Top of the Lake season two is making its SundanceTV debut tonight, September 10, after a four-year hiatus since the premiere season. This time around, Detective Robin Griffin (Elisabeth Moss) returns to Sydney, bringing with her some PTSD from shooting Al Parker in the first season, and embarking on a new investigation — “China Girl,” which refers to a young Chinese prostitute who washes up on a beach, dead inside a suitcase.

Jane Campion, the creator of the series, also returns, writing all of the season two episodes and directing two of them. In a bit of a mother-daughter theme, Campion’s own daughter, Alice Englert, has been cast as Mary, Robin’s daughter, whom she placed for adoption nearly 18 years earlier. Nicole Kidman is Mary’s adoptive mother, Julia, and the three of them are on a collision course as the series explores the theme of parent-child relationships.

Speaking with Brit + Co, Moss said that season two is very much about “womanhood and motherhood” and “the different choices that you make as a woman.”

“I think that could not be more relevant — ownership of your body and ownership of what you want to do with it and what it means to be a mother,” Moss told us at the 2017 TCA summer press tour. “It’s very interesting to me and very interesting to women. It’s certainly interesting to [creator Jane Campion] and she really explored it in a beautiful way.”

Part of that exploration is Robin and Mary coming face to face for the first time. Moss said Robin has a very honest reaction in that she doesn’t feel any kind of instant connection with her offspring.

“Here is this stranger; here is this 18-year-old girl who she doesn’t know,” said Moss. “I think there’s this idea that you have a child, you meet your baby, and you start feeling like the queen mother all of a sudden and lactating and stuff [laughs] … Everyone has a different experience with motherhood, so I loved that. I thought that was really honest, that she has to figure out what her relationship is with Mary. She has to figure out how she is a mother to this child.”

But Mary isn’t going to make things easy on Robin or Julia. “She’s hurt and she’s hurtful, which is kind of wonderful to have to be a kind of paradox of a person,” Englert told us. “At that age, you’re searching for and losing control constantly. … One thing I knew about Mary is that she’s strong, she’s really strong. … She’s passionate and she’s sensitive and she’s furious and she’s rude. It took me a while to master some of the obscenities I have to yell at sweet, sweet Nicole Kidman.”

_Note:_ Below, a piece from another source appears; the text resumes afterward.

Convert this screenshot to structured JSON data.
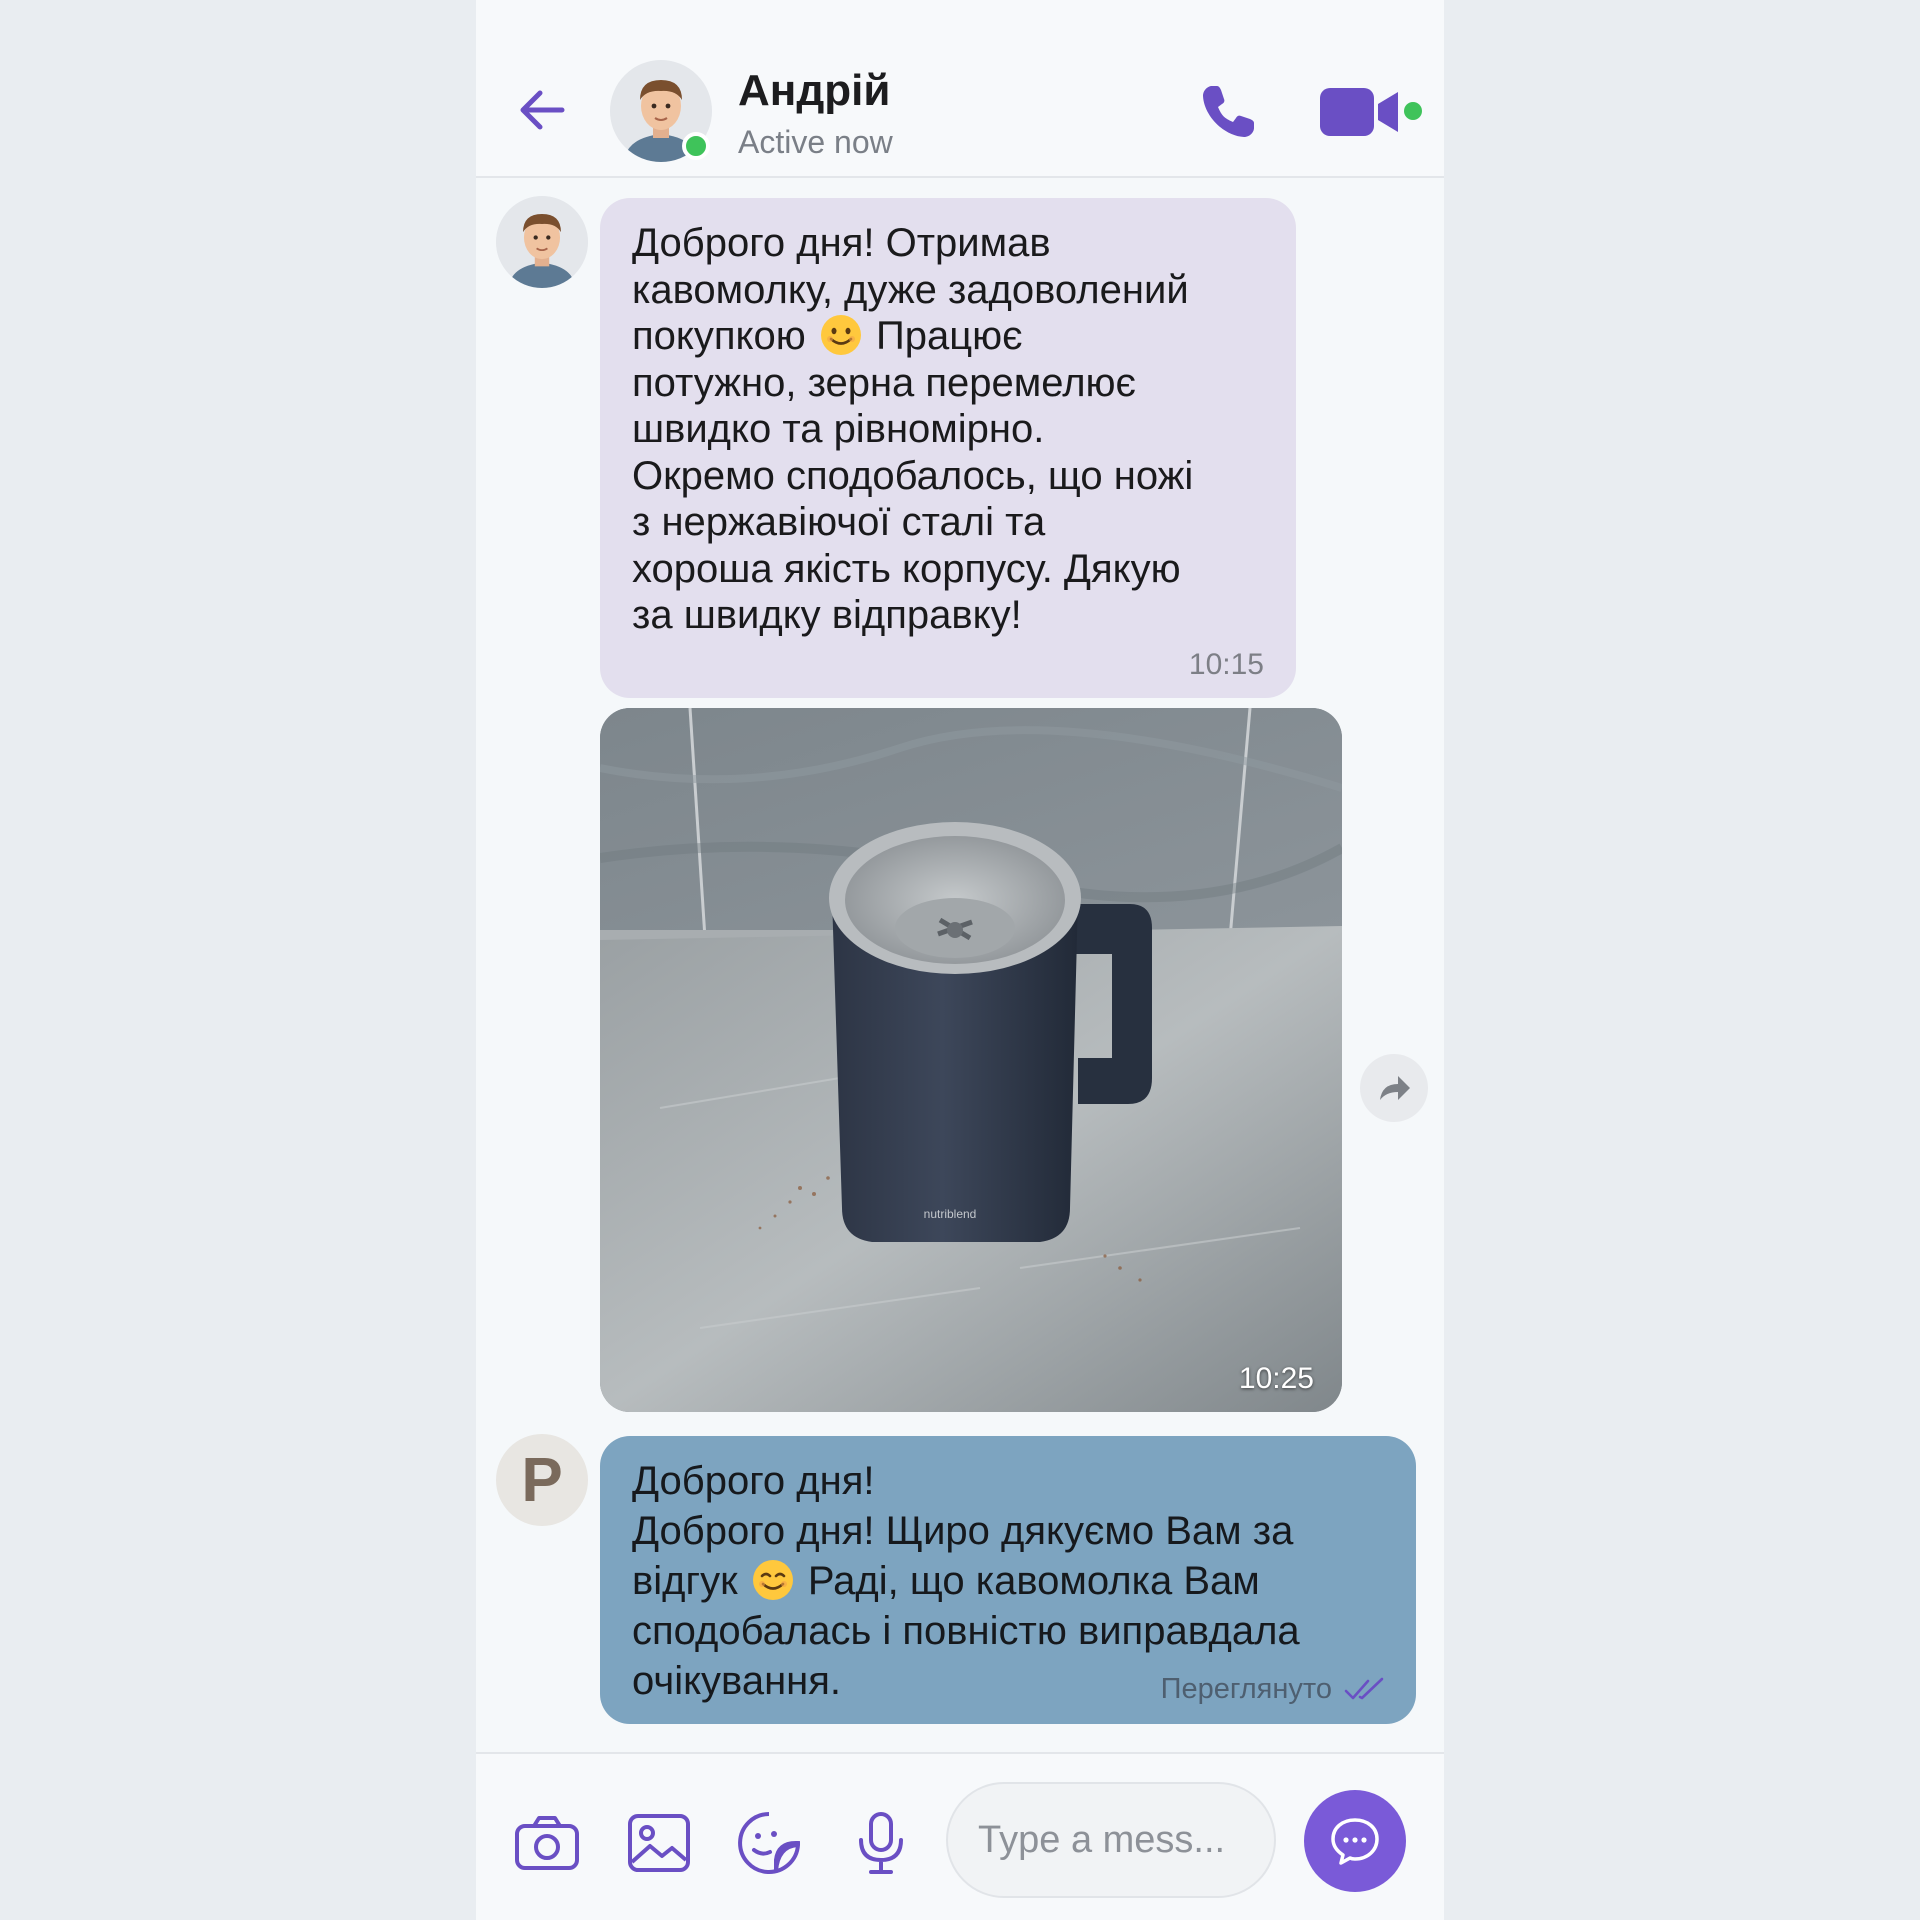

It might seem as though Mary hates her adoptive mother, but Englert said that it’s actually just the opposite. “Mary loves Julia. She loves her so much that she’s an a**hole to her. She loves her a lot,” Englert explained.

With Robin, on the other hand, there’s a lot to unpack for Mary because she wrote a letter to her birth mom years ago and Robin never responded. “[It’s] the fantasy of the birth mother and the devastation that followed for Mary when she wrote this letter to Robin and she never got a response, growing up trying to understand what she might’ve done wrong,” said Englert. “And then trying to understand what might have been done to the birth mom, what made me, which is a big thing for her as a character. She rightly assumes how she was made, that Robin was raped.”

Yes, Mary correctly guesses the circumstances of her birth, which viewers learned about Robin in season one and which will definitely come into play between Robin and Mary — something further complicated by the fact that Mary is dating a much older man, Alexander “Puss” Braun (David Dencik). The relationship is problematic for both of Mary’s mothers, which Englert said she totally understands, even if she had to believe in their love as the actress playing Mary.

“I think that Mary and Puss really do believe in their love, for better or worse, and I think that’s why their relationship is disturbing,” said Englert. “There are a lot of things that are really toxic and I think you can really love someone and treat them really badly and that’s where we came from. … Being in love is not enough. You have to be good to each other.”

The show also reveals early on that Puss has some kind of connection to the brothel where “China Girl” worked, so viewers “definitely should be” suspicious of him, according to Englert. But there might be more going on there than meets the eye.

“The great thing about the series is it doesn’t tell you who is bad. The first installment was… you could see who the bad guy was. There was a bad guy, there were a lot of them. And in this one, it’s very gray,” said Englert. “I don’t want to mislead you and make you think that it’s vague. It’s not vague; there are revelations. But I’m curious to see what people feel and what they come away with. Everyone’s a bit guilty and I enjoy that.”

Top of the Lake: China Girl premieres Sunday, September 10 at 9pm ET/PT and airs two hours each night from September 10 to September 12.

Will you watch Top of the Lake: China Girl? Tell us @BritandCo.

(Photos via SundanceTV)